── Recorded information ──

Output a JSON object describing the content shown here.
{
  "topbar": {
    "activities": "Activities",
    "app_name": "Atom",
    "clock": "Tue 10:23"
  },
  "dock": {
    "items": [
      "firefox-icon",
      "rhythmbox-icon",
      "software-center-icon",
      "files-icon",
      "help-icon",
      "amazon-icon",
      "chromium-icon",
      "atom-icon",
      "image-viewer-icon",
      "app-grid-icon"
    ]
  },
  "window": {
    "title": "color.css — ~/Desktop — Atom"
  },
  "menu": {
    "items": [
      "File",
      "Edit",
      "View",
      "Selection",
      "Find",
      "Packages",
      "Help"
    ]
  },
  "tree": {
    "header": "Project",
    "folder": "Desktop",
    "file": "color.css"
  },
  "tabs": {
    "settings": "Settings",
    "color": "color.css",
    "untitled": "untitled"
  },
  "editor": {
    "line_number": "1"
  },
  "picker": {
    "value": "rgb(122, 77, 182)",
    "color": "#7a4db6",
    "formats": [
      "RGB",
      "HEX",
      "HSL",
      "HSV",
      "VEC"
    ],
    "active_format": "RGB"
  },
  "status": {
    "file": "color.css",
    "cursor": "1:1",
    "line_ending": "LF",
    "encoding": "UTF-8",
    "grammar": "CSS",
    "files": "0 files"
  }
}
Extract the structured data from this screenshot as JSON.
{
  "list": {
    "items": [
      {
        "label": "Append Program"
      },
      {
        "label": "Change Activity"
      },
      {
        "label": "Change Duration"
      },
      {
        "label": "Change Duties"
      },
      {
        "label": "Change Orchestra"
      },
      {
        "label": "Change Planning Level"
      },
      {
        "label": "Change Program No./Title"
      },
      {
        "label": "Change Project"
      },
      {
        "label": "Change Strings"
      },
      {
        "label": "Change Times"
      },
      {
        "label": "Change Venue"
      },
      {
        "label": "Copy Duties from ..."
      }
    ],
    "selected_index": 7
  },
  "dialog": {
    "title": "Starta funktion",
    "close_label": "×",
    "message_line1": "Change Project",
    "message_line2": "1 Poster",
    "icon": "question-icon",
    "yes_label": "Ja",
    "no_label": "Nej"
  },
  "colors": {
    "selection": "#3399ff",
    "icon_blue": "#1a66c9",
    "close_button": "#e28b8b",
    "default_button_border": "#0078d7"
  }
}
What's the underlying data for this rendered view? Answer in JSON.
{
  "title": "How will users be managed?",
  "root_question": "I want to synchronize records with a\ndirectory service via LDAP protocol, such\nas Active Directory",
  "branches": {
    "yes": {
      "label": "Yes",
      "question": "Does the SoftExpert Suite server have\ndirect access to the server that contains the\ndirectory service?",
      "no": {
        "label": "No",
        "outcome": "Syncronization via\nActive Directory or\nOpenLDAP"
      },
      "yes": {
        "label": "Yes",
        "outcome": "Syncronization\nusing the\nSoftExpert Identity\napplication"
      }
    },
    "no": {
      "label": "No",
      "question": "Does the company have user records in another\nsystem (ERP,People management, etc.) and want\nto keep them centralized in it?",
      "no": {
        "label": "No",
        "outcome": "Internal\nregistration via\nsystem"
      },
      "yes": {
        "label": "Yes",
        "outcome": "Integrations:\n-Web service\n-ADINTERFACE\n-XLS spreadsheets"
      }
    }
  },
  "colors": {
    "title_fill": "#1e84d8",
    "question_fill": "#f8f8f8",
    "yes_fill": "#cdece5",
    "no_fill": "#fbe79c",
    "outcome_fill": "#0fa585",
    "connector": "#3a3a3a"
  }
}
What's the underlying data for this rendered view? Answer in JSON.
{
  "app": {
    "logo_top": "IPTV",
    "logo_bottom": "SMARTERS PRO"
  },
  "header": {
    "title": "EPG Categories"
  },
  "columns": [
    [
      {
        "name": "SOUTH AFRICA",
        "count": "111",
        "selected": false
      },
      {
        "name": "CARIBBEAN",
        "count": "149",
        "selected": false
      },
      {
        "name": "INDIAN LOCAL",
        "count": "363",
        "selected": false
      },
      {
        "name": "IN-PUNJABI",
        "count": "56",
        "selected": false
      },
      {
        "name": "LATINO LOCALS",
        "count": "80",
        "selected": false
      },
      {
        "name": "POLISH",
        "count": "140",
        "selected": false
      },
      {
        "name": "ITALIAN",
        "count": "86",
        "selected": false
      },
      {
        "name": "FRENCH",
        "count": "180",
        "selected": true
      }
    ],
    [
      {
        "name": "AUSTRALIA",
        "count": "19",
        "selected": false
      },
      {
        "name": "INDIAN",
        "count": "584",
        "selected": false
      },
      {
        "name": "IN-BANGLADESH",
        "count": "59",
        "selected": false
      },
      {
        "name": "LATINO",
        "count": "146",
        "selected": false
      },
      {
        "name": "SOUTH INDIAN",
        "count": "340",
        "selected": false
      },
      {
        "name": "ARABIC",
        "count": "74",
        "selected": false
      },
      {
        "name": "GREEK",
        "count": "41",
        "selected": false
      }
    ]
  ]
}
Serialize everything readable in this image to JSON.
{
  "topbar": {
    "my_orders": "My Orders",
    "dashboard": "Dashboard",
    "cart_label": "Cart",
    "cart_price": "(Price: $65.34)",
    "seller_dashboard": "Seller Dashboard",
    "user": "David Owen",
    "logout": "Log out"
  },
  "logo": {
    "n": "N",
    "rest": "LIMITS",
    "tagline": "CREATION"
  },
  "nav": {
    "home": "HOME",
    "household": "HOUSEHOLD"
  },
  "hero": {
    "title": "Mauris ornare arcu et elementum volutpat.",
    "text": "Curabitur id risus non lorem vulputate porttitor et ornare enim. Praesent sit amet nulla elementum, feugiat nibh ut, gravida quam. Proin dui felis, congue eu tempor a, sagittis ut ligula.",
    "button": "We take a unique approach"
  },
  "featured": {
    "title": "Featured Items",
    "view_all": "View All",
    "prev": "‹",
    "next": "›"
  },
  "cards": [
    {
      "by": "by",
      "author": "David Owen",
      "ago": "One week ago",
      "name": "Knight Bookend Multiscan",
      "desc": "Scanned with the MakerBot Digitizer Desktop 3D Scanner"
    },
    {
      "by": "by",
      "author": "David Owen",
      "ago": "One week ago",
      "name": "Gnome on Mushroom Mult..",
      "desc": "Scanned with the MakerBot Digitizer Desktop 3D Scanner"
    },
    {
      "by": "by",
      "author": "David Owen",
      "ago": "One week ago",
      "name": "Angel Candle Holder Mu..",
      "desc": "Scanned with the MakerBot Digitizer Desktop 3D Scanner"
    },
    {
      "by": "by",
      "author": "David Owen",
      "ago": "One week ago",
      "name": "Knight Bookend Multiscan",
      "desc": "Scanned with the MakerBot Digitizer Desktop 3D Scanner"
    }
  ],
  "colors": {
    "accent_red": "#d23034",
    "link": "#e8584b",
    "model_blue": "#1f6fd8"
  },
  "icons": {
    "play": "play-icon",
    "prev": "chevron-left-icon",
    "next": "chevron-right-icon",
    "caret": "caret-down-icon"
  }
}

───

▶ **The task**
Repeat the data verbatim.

▶ **Answer to this task**
Output a JSON object describing the content shown here.
{
  "topbar": {
    "activities": "Activities",
    "app_name": "Atom",
    "clock": "Tue 10:23"
  },
  "dock": {
    "items": [
      "firefox-icon",
      "rhythmbox-icon",
      "software-center-icon",
      "files-icon",
      "help-icon",
      "amazon-icon",
      "chromium-icon",
      "atom-icon",
      "image-viewer-icon",
      "app-grid-icon"
    ]
  },
  "window": {
    "title": "color.css — ~/Desktop — Atom"
  },
  "menu": {
    "items": [
      "File",
      "Edit",
      "View",
      "Selection",
      "Find",
      "Packages",
      "Help"
    ]
  },
  "tree": {
    "header": "Project",
    "folder": "Desktop",
    "file": "color.css"
  },
  "tabs": {
    "settings": "Settings",
    "color": "color.css",
    "untitled": "untitled"
  },
  "editor": {
    "line_number": "1"
  },
  "picker": {
    "value": "rgb(122, 77, 182)",
    "color": "#7a4db6",
    "formats": [
      "RGB",
      "HEX",
      "HSL",
      "HSV",
      "VEC"
    ],
    "active_format": "RGB"
  },
  "status": {
    "file": "color.css",
    "cursor": "1:1",
    "line_ending": "LF",
    "encoding": "UTF-8",
    "grammar": "CSS",
    "files": "0 files"
  }
}
Extract the structured data from this screenshot as JSON.
{
  "list": {
    "items": [
      {
        "label": "Append Program"
      },
      {
        "label": "Change Activity"
      },
      {
        "label": "Change Duration"
      },
      {
        "label": "Change Duties"
      },
      {
        "label": "Change Orchestra"
      },
      {
        "label": "Change Planning Level"
      },
      {
        "label": "Change Program No./Title"
      },
      {
        "label": "Change Project"
      },
      {
        "label": "Change Strings"
      },
      {
        "label": "Change Times"
      },
      {
        "label": "Change Venue"
      },
      {
        "label": "Copy Duties from ..."
      }
    ],
    "selected_index": 7
  },
  "dialog": {
    "title": "Starta funktion",
    "close_label": "×",
    "message_line1": "Change Project",
    "message_line2": "1 Poster",
    "icon": "question-icon",
    "yes_label": "Ja",
    "no_label": "Nej"
  },
  "colors": {
    "selection": "#3399ff",
    "icon_blue": "#1a66c9",
    "close_button": "#e28b8b",
    "default_button_border": "#0078d7"
  }
}
What's the underlying data for this rendered view? Answer in JSON.
{
  "title": "How will users be managed?",
  "root_question": "I want to synchronize records with a\ndirectory service via LDAP protocol, such\nas Active Directory",
  "branches": {
    "yes": {
      "label": "Yes",
      "question": "Does the SoftExpert Suite server have\ndirect access to the server that contains the\ndirectory service?",
      "no": {
        "label": "No",
        "outcome": "Syncronization via\nActive Directory or\nOpenLDAP"
      },
      "yes": {
        "label": "Yes",
        "outcome": "Syncronization\nusing the\nSoftExpert Identity\napplication"
      }
    },
    "no": {
      "label": "No",
      "question": "Does the company have user records in another\nsystem (ERP,People management, etc.) and want\nto keep them centralized in it?",
      "no": {
        "label": "No",
        "outcome": "Internal\nregistration via\nsystem"
      },
      "yes": {
        "label": "Yes",
        "outcome": "Integrations:\n-Web service\n-ADINTERFACE\n-XLS spreadsheets"
      }
    }
  },
  "colors": {
    "title_fill": "#1e84d8",
    "question_fill": "#f8f8f8",
    "yes_fill": "#cdece5",
    "no_fill": "#fbe79c",
    "outcome_fill": "#0fa585",
    "connector": "#3a3a3a"
  }
}
What's the underlying data for this rendered view? Answer in JSON.
{
  "app": {
    "logo_top": "IPTV",
    "logo_bottom": "SMARTERS PRO"
  },
  "header": {
    "title": "EPG Categories"
  },
  "columns": [
    [
      {
        "name": "SOUTH AFRICA",
        "count": "111",
        "selected": false
      },
      {
        "name": "CARIBBEAN",
        "count": "149",
        "selected": false
      },
      {
        "name": "INDIAN LOCAL",
        "count": "363",
        "selected": false
      },
      {
        "name": "IN-PUNJABI",
        "count": "56",
        "selected": false
      },
      {
        "name": "LATINO LOCALS",
        "count": "80",
        "selected": false
      },
      {
        "name": "POLISH",
        "count": "140",
        "selected": false
      },
      {
        "name": "ITALIAN",
        "count": "86",
        "selected": false
      },
      {
        "name": "FRENCH",
        "count": "180",
        "selected": true
      }
    ],
    [
      {
        "name": "AUSTRALIA",
        "count": "19",
        "selected": false
      },
      {
        "name": "INDIAN",
        "count": "584",
        "selected": false
      },
      {
        "name": "IN-BANGLADESH",
        "count": "59",
        "selected": false
      },
      {
        "name": "LATINO",
        "count": "146",
        "selected": false
      },
      {
        "name": "SOUTH INDIAN",
        "count": "340",
        "selected": false
      },
      {
        "name": "ARABIC",
        "count": "74",
        "selected": false
      },
      {
        "name": "GREEK",
        "count": "41",
        "selected": false
      }
    ]
  ]
}
Serialize everything readable in this image to JSON.
{
  "topbar": {
    "my_orders": "My Orders",
    "dashboard": "Dashboard",
    "cart_label": "Cart",
    "cart_price": "(Price: $65.34)",
    "seller_dashboard": "Seller Dashboard",
    "user": "David Owen",
    "logout": "Log out"
  },
  "logo": {
    "n": "N",
    "rest": "LIMITS",
    "tagline": "CREATION"
  },
  "nav": {
    "home": "HOME",
    "household": "HOUSEHOLD"
  },
  "hero": {
    "title": "Mauris ornare arcu et elementum volutpat.",
    "text": "Curabitur id risus non lorem vulputate porttitor et ornare enim. Praesent sit amet nulla elementum, feugiat nibh ut, gravida quam. Proin dui felis, congue eu tempor a, sagittis ut ligula.",
    "button": "We take a unique approach"
  },
  "featured": {
    "title": "Featured Items",
    "view_all": "View All",
    "prev": "‹",
    "next": "›"
  },
  "cards": [
    {
      "by": "by",
      "author": "David Owen",
      "ago": "One week ago",
      "name": "Knight Bookend Multiscan",
      "desc": "Scanned with the MakerBot Digitizer Desktop 3D Scanner"
    },
    {
      "by": "by",
      "author": "David Owen",
      "ago": "One week ago",
      "name": "Gnome on Mushroom Mult..",
      "desc": "Scanned with the MakerBot Digitizer Desktop 3D Scanner"
    },
    {
      "by": "by",
      "author": "David Owen",
      "ago": "One week ago",
      "name": "Angel Candle Holder Mu..",
      "desc": "Scanned with the MakerBot Digitizer Desktop 3D Scanner"
    },
    {
      "by": "by",
      "author": "David Owen",
      "ago": "One week ago",
      "name": "Knight Bookend Multiscan",
      "desc": "Scanned with the MakerBot Digitizer Desktop 3D Scanner"
    }
  ],
  "colors": {
    "accent_red": "#d23034",
    "link": "#e8584b",
    "model_blue": "#1f6fd8"
  },
  "icons": {
    "play": "play-icon",
    "prev": "chevron-left-icon",
    "next": "chevron-right-icon",
    "caret": "caret-down-icon"
  }
}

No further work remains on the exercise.